We’re following through with our promise to add tables to the Radiolaria app. Soon you will be able to design your own cellular tables on our website which we CNC route in the studio from plywood. We’ve been testing out various designs and settings. We should have a finished prototype to show you next week. The tables will come complete with organic wood bases and glass inserts for the larger holes.
We now have custom jewelry boxes that fit our larger pieces. These boxes feature a branching pattern we generated with the system show in this video. They are printed in black on recycled speckletone paper, wrapped around recycled chipboard boxes.
We’ve been developing our colors for our spring/summer jewelry collection by creating our own acid dye mixes. Our retail manager, Lia, created an impressive palette of neon colors that should be available before the end of March.
We’ve been playing with two color 3d-printing using our Makerbot Replicator 1. Jesse created an app that takes any 3d model and converts it into a 3d-printable 2-color shell using reaction-diffusion. So far, we’ve just applied it to cats. But, we have some other things in mind and hope to release it as an app on our website soon…so anyone can convert any model into a 2-color print. You can download the 2-color cat models from our Thingiverse.
We made a version of the Large Hyphae Ring in sterling silver for a magazine cover photoshoot that came out spectacular!
When we release the new colors, we’ll be retiring a few pieces from the Hyphae collection and replacing them with some new designs.
Posted: March 13th, 2013 | Author: Jesse Louis-Rosenberg | Filed under: software | Tags: library, processing | 1 Comment »
We’ve just released a new Processing 2.0 library for exporting OBJ and X3D mesh files. And it supports color meshes! Now you can export color models for 3D-printing with same commands you use to draw. Get started here: OBJExport library page.
The library works like any PGraphics, such as the PDF library. Simply call
createGraphics(width, height, "nervoussystem.obj.OBJExport", filename)
to get the PGraphics for obj export and use regular Processing drawing commands.
I’ve also started to use GitHub to manage the code for this and other projects. You can find the github page for the library here. This page can be used to peruse the source, fork the project or report bugs.

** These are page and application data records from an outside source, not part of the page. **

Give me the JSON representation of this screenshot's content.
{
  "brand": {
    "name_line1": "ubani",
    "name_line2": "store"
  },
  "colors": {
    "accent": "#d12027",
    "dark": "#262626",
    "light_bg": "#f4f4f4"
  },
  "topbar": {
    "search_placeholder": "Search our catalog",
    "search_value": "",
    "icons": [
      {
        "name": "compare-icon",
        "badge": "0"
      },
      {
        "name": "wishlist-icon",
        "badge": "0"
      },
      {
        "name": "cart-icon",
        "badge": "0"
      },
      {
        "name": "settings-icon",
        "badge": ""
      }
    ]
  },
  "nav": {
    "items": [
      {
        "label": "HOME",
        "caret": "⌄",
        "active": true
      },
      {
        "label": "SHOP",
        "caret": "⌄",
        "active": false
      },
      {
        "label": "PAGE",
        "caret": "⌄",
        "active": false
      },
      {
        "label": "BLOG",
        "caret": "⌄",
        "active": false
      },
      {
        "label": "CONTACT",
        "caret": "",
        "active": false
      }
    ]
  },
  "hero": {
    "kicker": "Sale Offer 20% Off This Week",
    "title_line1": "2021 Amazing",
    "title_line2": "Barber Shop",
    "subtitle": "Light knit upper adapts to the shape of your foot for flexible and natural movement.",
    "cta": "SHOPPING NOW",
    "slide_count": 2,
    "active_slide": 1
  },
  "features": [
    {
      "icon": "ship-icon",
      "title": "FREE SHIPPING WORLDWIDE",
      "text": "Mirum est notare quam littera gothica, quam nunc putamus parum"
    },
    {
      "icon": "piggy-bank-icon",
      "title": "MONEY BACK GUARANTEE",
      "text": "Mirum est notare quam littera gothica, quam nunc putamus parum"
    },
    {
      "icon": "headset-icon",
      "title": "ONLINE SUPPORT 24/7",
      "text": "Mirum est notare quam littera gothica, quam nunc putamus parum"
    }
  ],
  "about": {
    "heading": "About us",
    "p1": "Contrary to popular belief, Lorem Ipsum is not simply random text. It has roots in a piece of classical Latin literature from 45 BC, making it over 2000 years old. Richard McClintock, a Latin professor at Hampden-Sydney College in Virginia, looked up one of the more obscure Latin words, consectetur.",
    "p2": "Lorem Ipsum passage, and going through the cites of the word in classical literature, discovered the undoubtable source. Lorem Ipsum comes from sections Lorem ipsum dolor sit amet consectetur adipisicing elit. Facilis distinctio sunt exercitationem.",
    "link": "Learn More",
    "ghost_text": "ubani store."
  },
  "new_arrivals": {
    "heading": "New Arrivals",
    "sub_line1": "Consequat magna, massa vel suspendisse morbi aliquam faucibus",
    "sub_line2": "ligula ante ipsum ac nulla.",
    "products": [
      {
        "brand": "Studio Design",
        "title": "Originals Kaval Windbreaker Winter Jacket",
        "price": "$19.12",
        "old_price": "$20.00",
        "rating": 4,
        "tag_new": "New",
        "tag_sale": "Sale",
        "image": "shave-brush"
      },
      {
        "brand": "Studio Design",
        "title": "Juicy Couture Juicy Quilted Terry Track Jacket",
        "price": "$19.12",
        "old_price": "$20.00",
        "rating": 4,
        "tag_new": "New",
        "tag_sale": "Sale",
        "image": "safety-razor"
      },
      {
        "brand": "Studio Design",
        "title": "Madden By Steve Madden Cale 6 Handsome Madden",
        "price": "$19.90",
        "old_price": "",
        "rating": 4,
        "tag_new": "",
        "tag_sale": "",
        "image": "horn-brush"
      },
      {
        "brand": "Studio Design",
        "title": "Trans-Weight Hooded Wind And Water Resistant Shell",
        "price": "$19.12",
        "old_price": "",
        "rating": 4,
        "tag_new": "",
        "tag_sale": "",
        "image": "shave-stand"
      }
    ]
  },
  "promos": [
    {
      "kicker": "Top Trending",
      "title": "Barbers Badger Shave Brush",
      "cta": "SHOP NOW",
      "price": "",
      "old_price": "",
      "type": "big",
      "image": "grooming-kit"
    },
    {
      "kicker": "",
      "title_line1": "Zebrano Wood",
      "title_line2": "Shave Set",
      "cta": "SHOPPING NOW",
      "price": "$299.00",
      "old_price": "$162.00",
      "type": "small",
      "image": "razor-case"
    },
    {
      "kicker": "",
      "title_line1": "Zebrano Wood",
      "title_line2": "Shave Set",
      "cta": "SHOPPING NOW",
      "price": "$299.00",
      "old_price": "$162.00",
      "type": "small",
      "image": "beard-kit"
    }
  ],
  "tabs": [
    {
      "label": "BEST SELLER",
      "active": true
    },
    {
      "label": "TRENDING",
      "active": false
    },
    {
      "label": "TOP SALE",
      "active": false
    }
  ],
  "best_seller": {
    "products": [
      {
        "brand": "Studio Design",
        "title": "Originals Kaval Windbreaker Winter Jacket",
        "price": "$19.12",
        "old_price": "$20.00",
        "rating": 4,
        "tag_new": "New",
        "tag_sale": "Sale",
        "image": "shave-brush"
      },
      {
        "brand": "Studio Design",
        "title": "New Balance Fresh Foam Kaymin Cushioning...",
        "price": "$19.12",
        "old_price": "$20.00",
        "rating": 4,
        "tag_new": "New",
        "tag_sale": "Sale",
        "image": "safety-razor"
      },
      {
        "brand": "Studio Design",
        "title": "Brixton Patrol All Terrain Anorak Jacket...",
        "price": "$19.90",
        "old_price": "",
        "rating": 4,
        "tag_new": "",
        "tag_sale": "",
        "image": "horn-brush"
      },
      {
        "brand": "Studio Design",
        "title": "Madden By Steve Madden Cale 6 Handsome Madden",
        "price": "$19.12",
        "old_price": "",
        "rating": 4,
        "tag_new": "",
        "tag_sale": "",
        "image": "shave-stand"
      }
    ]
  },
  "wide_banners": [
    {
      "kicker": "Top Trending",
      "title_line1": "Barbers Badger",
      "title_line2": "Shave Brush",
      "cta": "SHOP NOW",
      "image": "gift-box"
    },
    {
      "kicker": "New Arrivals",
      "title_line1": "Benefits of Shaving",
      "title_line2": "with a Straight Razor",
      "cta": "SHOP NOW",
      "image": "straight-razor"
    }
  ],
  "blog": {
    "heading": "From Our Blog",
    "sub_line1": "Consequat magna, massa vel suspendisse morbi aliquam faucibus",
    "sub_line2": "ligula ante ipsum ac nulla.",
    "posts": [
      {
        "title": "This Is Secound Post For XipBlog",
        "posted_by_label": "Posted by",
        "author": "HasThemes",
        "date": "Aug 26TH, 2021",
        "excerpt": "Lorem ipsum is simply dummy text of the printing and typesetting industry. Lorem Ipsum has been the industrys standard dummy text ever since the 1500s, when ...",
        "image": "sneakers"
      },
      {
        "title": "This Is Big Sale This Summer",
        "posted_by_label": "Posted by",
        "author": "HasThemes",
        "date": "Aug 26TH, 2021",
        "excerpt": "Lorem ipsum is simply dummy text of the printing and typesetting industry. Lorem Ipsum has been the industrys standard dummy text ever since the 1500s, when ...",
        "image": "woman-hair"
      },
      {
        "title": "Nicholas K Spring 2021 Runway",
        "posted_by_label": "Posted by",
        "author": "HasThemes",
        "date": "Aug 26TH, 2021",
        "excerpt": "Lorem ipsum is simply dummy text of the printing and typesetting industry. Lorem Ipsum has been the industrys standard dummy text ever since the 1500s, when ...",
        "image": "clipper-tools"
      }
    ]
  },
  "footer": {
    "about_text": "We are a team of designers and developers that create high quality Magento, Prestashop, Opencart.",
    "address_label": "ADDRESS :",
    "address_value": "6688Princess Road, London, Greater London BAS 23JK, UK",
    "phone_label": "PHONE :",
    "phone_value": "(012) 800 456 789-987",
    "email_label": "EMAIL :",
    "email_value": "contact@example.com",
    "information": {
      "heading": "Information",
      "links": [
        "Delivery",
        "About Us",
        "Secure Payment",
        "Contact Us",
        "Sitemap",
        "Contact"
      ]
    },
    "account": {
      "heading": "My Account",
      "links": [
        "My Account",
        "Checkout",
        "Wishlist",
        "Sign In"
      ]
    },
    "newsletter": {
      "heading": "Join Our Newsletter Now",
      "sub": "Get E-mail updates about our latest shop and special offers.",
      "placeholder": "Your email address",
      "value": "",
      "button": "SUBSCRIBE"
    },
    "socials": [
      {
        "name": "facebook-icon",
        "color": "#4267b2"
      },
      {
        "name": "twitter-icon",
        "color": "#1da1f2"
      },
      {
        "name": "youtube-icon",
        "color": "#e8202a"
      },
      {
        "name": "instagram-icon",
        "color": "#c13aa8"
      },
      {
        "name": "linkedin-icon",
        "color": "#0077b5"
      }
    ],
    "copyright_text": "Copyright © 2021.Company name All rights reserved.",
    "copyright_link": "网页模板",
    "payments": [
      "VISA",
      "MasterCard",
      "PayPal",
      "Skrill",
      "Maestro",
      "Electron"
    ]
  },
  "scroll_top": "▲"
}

This library is a re-release of an old library I made years ago. I had sort of forgotten about it until I got an email last week from Michael Zoellner of the Interactive Design program at Hof University. Apparently, people are still using it! He wanted to update the library to be compatible with the new Processing release.
At the same time, we’ve started to do some work color 3d printing. However, to get printable models we had to go through some tedious processing MeshLab. So, I took this opportunity to overhaul the library, adding new features like color exporting and fixing some old bugs.
We’re excited to see what the community does with the library. We’re using it to make color 3d-prints, what are you going to do? Try it out and send any feedback to firstname.lastname@example.org
Posted: March 12th, 2013 | Author: Jessica Rosenkrantz | Filed under: design, work in progress | 5 Comments »
Yesterday, we fabricated a faceted ellipsoid mirror following up on some of the tangent planes work we’ve done over the years. The mirror is made of laser cut acrylic and plywood pieces. Each acrylic mirror piece is laminated to a plywood piece that has integrated holes for connectors and labels on the edges to aid in construction. For this piece, we made the interior surface mirrored and left the exterior raw, showing the construction method and logic. Our main goal for this prototype was to improve on our previous work by making a very sturdy and cleanly fabricated construction.
As you near the focal point of the ellipsoid, shard-like perspectives of the environment gradually transform into 70 reflections of the viewer. The video below sort of gives you a sense of it.
We’ve hoping to make some more mirrors of different geometries and with different focal points and possibly do an exhibition in our space in the coming months. Also I’d like to make some giant ones from steel mirror. Do you want to help? The construction process is a bit tedious…